To isolate the mobilization-induced labor supply shift, the authors exploit the fact that the fraction of males serving in the war was not uniform across states. For example, in Massachusetts, Oregon, and Utah, almost 55 percent of males between the ages of 18 and 44 left civilian work to serve in the war. In Georgia, the Dakotas, and the Carolinas, this number ranged between 40 and 45 percent. The state differences in war mobilization actually reflect a variety of factors. The Selective Services guidelines for deferments were based on marital status, fatherhood, essential skills for civilian war production, and temporary medical disabilities, but left considerable discretion to the local boards.
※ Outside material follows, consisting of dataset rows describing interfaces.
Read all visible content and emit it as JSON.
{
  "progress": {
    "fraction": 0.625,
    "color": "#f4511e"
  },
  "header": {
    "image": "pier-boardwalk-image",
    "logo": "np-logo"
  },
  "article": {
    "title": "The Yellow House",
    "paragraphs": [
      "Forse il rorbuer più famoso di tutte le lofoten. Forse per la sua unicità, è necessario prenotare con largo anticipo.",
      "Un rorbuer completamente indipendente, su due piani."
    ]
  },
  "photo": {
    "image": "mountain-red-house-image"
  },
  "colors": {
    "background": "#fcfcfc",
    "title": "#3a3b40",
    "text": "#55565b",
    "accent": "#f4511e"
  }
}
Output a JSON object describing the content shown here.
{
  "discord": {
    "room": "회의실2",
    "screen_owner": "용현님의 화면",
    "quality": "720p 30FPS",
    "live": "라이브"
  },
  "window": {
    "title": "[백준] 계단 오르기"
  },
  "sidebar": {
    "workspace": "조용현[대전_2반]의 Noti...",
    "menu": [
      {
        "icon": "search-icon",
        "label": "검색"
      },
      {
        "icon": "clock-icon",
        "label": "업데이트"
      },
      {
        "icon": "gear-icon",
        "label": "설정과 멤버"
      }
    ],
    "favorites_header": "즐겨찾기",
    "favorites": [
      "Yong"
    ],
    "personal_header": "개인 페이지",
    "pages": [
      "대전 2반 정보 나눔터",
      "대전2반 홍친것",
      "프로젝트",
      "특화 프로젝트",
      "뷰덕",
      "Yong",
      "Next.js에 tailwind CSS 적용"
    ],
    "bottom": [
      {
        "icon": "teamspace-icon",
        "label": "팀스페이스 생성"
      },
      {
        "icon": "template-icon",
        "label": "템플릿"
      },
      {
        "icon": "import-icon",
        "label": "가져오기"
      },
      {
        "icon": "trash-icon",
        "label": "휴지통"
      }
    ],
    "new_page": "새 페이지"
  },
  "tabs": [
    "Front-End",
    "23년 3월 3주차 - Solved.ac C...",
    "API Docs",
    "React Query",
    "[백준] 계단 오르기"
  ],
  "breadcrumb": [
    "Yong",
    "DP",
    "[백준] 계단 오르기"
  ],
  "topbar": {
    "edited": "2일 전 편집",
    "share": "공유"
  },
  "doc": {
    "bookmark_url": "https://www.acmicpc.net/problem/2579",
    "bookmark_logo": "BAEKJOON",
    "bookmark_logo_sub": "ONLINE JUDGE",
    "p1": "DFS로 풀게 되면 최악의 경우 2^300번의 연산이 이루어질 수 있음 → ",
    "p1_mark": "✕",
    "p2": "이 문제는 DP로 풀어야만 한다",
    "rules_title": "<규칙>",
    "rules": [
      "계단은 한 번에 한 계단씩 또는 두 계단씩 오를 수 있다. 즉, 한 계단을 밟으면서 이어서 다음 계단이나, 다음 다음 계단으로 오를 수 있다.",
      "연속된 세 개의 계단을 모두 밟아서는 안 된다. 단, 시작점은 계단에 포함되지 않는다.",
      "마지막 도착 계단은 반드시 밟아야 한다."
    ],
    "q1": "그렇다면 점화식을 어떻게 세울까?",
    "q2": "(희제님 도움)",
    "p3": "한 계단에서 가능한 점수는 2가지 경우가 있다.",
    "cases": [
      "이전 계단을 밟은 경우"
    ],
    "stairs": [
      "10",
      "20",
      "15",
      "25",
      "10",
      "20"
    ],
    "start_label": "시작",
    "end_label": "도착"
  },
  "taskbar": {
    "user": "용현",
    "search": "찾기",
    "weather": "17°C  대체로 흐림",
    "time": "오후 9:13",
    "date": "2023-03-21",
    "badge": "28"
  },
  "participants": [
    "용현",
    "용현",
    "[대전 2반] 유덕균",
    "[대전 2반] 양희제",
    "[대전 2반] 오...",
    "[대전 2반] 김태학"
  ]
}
Because of the importance of maintaining a strong food supply to support the war, an important consideration for deferment was farm employment.
States with a high percentage of farmers had substantially lower mobilization rates, and this explains a considerable share of the state variation in mobilization rates.
The authors show that in states with greater war mobilization of men, women worked more after the war and in 1950, but not in 1940. This differential does not appear to be explained by other cross-state differences or possible demand factors, and is not present in the 1940 data nor does a similar trend recur in the decade of the 1950s. The authors interpret these differentials as labor supply shifts induced by the War. Acemoglu, Autor, and Lyle believe these cross-state changes in female employment were caused by greater participation of women during the war years, with some of those women staying on. War changed womens preferences, opportunities, and information about available work.